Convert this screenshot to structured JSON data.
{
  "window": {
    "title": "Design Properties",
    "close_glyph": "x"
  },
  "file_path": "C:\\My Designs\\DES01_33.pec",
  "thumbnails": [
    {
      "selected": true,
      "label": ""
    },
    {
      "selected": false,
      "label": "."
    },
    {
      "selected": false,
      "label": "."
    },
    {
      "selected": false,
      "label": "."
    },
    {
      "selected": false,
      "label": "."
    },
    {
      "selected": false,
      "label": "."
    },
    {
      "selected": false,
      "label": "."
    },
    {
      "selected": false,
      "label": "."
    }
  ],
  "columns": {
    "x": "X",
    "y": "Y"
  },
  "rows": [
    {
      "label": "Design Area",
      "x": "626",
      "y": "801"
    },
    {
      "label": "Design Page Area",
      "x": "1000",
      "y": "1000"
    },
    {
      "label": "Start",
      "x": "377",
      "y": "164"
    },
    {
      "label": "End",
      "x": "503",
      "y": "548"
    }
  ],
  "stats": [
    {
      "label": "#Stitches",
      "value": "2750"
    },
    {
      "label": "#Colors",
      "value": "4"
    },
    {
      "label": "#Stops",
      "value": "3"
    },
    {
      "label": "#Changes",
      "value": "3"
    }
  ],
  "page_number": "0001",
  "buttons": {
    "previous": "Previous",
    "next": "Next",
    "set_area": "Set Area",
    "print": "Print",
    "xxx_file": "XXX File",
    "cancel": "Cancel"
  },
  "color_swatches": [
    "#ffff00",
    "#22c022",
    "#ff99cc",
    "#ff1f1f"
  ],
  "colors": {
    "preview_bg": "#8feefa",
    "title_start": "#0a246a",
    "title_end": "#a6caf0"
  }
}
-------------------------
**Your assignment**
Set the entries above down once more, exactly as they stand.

**Solved problem**
Convert this screenshot to structured JSON data.
{
  "window": {
    "title": "Design Properties",
    "close_glyph": "x"
  },
  "file_path": "C:\\My Designs\\DES01_33.pec",
  "thumbnails": [
    {
      "selected": true,
      "label": ""
    },
    {
      "selected": false,
      "label": "."
    },
    {
      "selected": false,
      "label": "."
    },
    {
      "selected": false,
      "label": "."
    },
    {
      "selected": false,
      "label": "."
    },
    {
      "selected": false,
      "label": "."
    },
    {
      "selected": false,
      "label": "."
    },
    {
      "selected": false,
      "label": "."
    }
  ],
  "columns": {
    "x": "X",
    "y": "Y"
  },
  "rows": [
    {
      "label": "Design Area",
      "x": "626",
      "y": "801"
    },
    {
      "label": "Design Page Area",
      "x": "1000",
      "y": "1000"
    },
    {
      "label": "Start",
      "x": "377",
      "y": "164"
    },
    {
      "label": "End",
      "x": "503",
      "y": "548"
    }
  ],
  "stats": [
    {
      "label": "#Stitches",
      "value": "2750"
    },
    {
      "label": "#Colors",
      "value": "4"
    },
    {
      "label": "#Stops",
      "value": "3"
    },
    {
      "label": "#Changes",
      "value": "3"
    }
  ],
  "page_number": "0001",
  "buttons": {
    "previous": "Previous",
    "next": "Next",
    "set_area": "Set Area",
    "print": "Print",
    "xxx_file": "XXX File",
    "cancel": "Cancel"
  },
  "color_swatches": [
    "#ffff00",
    "#22c022",
    "#ff99cc",
    "#ff1f1f"
  ],
  "colors": {
    "preview_bg": "#8feefa",
    "title_start": "#0a246a",
    "title_end": "#a6caf0"
  }
}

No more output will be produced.